Entries taken from a collection:
··········

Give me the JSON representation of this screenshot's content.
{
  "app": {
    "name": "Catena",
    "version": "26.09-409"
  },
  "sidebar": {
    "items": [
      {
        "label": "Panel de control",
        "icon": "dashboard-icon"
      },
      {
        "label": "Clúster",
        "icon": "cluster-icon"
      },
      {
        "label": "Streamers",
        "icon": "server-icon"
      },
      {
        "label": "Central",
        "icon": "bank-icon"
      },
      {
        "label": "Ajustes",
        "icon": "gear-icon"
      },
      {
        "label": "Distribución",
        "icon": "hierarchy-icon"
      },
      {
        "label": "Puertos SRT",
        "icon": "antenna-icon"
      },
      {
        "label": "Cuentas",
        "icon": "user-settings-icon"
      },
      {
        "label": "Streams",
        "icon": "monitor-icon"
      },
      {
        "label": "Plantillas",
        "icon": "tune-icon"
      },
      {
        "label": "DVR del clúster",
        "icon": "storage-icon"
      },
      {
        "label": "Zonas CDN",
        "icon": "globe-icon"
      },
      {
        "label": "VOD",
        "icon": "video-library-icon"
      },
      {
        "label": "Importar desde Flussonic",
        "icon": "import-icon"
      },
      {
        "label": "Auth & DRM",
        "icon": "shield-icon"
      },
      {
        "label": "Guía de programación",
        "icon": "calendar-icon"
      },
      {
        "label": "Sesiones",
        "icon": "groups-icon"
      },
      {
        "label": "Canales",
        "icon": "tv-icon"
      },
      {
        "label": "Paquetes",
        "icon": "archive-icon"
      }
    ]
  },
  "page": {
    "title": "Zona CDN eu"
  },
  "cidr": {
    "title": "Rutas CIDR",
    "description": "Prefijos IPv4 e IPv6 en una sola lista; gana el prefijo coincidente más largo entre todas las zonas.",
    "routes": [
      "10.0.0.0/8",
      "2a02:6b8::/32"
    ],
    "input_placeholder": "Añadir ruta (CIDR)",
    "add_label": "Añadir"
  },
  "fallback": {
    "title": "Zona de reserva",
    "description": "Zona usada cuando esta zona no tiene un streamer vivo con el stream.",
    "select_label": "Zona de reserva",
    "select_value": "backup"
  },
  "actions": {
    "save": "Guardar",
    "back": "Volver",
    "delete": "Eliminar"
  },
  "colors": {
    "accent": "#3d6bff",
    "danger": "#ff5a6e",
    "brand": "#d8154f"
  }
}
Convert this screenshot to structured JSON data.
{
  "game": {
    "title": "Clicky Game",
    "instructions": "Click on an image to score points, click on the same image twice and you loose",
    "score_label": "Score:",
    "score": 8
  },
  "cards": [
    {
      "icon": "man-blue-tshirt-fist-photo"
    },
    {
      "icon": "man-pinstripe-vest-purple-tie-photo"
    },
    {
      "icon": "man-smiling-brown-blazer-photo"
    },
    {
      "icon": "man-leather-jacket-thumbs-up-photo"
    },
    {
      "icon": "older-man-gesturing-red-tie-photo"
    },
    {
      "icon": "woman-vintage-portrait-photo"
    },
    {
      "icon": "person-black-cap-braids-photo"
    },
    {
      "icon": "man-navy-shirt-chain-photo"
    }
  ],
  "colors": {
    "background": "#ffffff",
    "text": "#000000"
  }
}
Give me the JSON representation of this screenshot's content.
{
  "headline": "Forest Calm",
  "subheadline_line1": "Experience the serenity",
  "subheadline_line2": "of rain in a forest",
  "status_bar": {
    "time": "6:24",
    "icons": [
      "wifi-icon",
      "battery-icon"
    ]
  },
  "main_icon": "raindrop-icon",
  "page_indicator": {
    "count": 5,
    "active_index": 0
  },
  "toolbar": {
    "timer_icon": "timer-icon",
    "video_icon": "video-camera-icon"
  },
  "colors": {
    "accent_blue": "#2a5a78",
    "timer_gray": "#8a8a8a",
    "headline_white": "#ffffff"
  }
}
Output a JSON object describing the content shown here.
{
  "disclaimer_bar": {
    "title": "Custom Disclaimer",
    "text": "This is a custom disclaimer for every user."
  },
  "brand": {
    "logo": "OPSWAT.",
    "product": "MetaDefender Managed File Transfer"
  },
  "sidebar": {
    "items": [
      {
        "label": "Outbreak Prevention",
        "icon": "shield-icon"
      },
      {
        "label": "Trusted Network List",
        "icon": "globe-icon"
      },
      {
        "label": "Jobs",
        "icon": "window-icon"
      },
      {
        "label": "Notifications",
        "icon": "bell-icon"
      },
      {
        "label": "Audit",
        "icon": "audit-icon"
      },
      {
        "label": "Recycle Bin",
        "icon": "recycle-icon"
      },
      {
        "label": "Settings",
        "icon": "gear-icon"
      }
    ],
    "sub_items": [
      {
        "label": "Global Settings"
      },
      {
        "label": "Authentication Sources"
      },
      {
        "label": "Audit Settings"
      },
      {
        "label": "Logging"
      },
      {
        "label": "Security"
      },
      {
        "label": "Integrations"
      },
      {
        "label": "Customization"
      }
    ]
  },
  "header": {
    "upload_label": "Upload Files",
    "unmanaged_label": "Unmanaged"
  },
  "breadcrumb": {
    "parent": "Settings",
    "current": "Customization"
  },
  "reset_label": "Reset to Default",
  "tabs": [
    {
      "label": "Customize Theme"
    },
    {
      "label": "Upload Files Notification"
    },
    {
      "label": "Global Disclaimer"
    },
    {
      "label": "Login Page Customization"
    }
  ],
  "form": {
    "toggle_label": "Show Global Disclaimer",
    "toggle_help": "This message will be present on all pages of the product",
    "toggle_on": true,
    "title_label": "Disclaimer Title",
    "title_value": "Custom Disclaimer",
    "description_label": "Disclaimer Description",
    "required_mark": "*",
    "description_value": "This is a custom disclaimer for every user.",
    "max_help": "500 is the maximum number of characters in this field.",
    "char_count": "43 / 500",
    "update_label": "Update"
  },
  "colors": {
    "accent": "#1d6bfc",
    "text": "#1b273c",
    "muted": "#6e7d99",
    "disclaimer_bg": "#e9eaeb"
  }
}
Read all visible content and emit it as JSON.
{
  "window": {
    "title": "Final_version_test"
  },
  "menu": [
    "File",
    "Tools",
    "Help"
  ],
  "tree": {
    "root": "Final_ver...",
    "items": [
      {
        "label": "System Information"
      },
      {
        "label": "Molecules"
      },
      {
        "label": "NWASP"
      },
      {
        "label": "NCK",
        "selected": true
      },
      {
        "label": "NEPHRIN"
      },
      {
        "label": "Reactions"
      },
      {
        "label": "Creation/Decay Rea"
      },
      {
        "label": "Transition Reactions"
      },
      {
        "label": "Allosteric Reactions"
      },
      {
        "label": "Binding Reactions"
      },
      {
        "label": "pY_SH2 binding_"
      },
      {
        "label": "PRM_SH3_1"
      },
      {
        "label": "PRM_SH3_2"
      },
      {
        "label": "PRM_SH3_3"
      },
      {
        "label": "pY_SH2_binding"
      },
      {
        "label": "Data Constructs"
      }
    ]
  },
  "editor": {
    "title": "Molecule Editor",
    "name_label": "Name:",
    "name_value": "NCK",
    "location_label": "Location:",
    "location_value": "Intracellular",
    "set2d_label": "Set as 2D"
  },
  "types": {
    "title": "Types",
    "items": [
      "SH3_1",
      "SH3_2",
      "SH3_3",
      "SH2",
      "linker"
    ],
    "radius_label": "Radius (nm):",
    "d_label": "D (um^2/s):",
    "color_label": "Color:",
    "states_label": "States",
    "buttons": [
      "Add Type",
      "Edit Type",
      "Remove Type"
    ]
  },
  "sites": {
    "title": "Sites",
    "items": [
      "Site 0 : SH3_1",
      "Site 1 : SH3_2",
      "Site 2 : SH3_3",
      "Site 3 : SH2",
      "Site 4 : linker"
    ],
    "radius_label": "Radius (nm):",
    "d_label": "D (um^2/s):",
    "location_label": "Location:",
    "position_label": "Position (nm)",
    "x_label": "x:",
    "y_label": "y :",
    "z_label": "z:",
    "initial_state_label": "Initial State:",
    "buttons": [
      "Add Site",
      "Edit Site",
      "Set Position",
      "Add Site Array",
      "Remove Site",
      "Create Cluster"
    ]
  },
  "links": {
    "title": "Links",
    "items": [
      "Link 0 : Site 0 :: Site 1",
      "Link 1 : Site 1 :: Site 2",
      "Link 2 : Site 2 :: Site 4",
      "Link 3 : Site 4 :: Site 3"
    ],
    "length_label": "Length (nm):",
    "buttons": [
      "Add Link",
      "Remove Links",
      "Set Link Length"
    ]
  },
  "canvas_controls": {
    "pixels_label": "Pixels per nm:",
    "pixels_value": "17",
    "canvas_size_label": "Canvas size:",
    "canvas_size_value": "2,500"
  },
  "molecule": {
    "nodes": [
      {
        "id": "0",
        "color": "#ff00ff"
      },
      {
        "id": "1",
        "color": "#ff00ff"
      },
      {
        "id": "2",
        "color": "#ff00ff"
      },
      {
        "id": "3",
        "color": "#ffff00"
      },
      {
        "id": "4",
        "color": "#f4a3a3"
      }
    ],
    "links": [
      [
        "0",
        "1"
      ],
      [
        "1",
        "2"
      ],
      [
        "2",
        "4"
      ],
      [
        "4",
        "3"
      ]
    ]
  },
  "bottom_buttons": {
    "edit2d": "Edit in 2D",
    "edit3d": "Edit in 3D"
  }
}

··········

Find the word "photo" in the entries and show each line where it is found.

Expected answer ->
      "icon": "man-blue-tshirt-fist-photo"
      "icon": "man-pinstripe-vest-purple-tie-photo"
      "icon": "man-smiling-brown-blazer-photo"
      "icon": "man-leather-jacket-thumbs-up-photo"
      "icon": "older-man-gesturing-red-tie-photo"
      "icon": "woman-vintage-portrait-photo"
      "icon": "person-black-cap-braids-photo"
      "icon": "man-navy-shirt-chain-photo"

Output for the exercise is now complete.